Drum rolls may not have accompanied the opening of Blackpool’s latest ‘exciting’ new development, but one certainly hopes the stupendous event was met with an array of rolled eyes.
Talk about shifting sands, but the English seaside resort, famed for its Eiffelesque tower, its seafront entertainment, and, well, its beach has opened its latest must-have attraction for resort junkies – a brand new, er... beach.
Surely Blackpool already has a beach? Well, yes, but the apparatchiks heading up the urban regeneration company ReBlackpool, one of a plethora of quangos tasked with spending money ‘revitalising’ and ‘regenerating’ Britain’s towns and cities, clearly thought that nature’s sandy offering just wasn’t good enough.
The problem was tides. That dastardly natural phenomenon meant that Blackpool beach was inundated by the sea twice – twice! – a day. Something had to be done. Now, ReBlackpool must have done its homework, or at least heard about old King Canute, so they didn’t try that little number. If the sea can’t be kept at bay, then let’s take the beach from the sea.
So, the organisation spent £45,000 to create an artificial beach, 180 metres long, on St Chads headland. They shifted 5,000 tonnes of local sand from nature’s beach to the man-made imitation, so the existing sand can’t have been that bad.
Here’s how the organisation’s chief executive, Doug Garrett, enthused about the cloned beach: “This new beach will offer a unique opportunity to residents and visitors to enjoy the thrills and spills of beach volleyball, football and basketball regardless of whether the tide is in or out. We lose the beach twice every day because of the tides – but this beach on the prom will put an end to that and allow people to play sports or relax in the sand as and when they want to.”
Hurrah for human ingenuity, then, not to mention the largesse of quangocrats with a blank government chequebook to underwrite another meaningless gimmick – what would poor old Joe Public do without them!
So much for PR-newspeak, but surely one of the essentials of the beach resort experience are the tides? In any case, wouldn’t the money have been better spent on boosting the attractions and entertainment on the seafront; the traditional way of enjoying a resort while the tide is in? Perhaps such a question reveals just why this grizzled old hack isn’t a regeneration apparatchik with a small fortune to spend.
Still, at least the local feline population will be pleased with the new toilet facilities, then again perhaps not. The bill for the beach includes two machines intended to clean the sand on a daily basis.

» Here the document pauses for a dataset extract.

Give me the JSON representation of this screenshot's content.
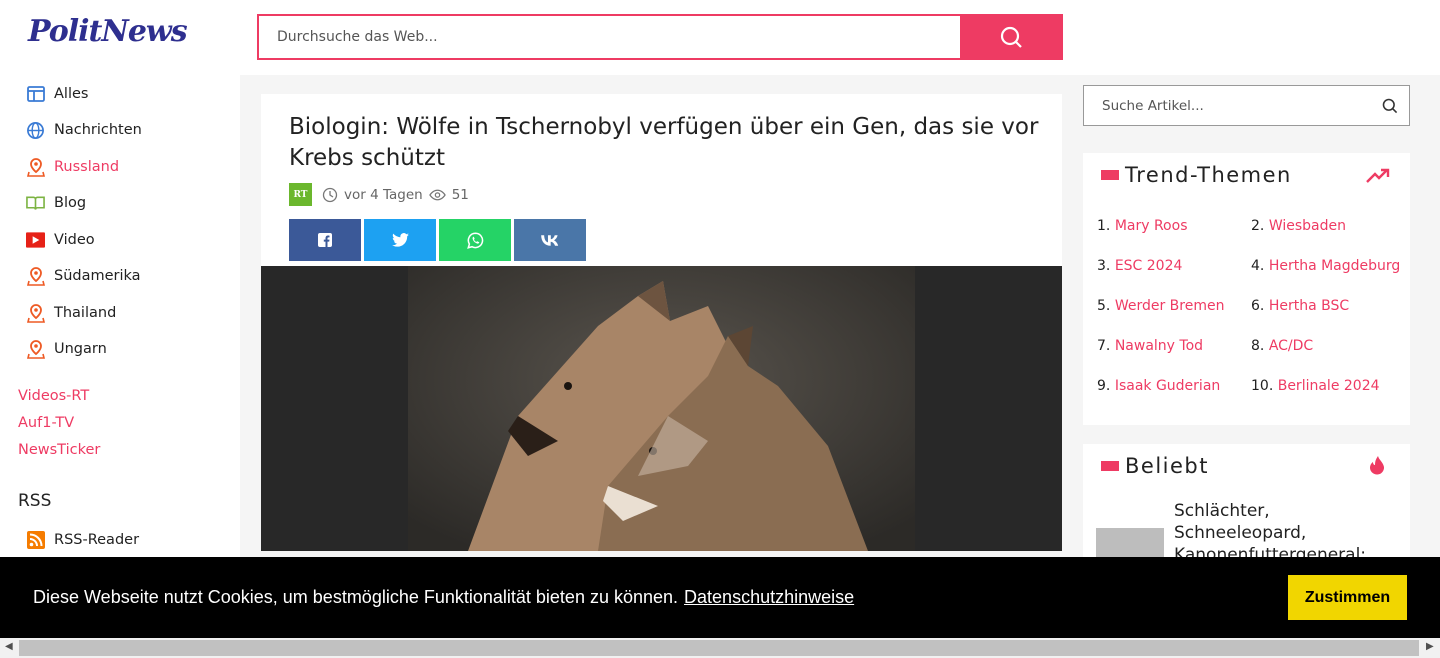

ReBlackpool has clearly thought of everything.
The Europe Minister was perhaps considered more likely to maintain her footing than her husband as she cut the ribbon.
Blackpool’s beach mk II is billed as a 24-hour-a-day attraction, and will be kept open for six weeks. The beach will be dismantled on the 17 August to make way for the beach volleyball CEV European Championship Tour and the English Masters tournament, which is being held on the promenade from 10-13 September.
When the sandy beach finally shuffles away, however, it might only be a temporary absence; the regeneration company says it will be assessing the beach to test the feasibility of rebuilding it on a permanent basis in the future. So, there is more to beach mkII than “fun, games and relaxation” – but also a serious measure to study the effects of “wind and traffic movements on the sand”. ReBlackpool also want to study how “the public interact with and use the beach”. So, they’re building sandcastles, then?
Quite why they couldn’t use nature’s offering to study how people “interact” with the sand is another matter. Oh yes, blast – those damnable tides might wash the clipboards away. Life is such a beach.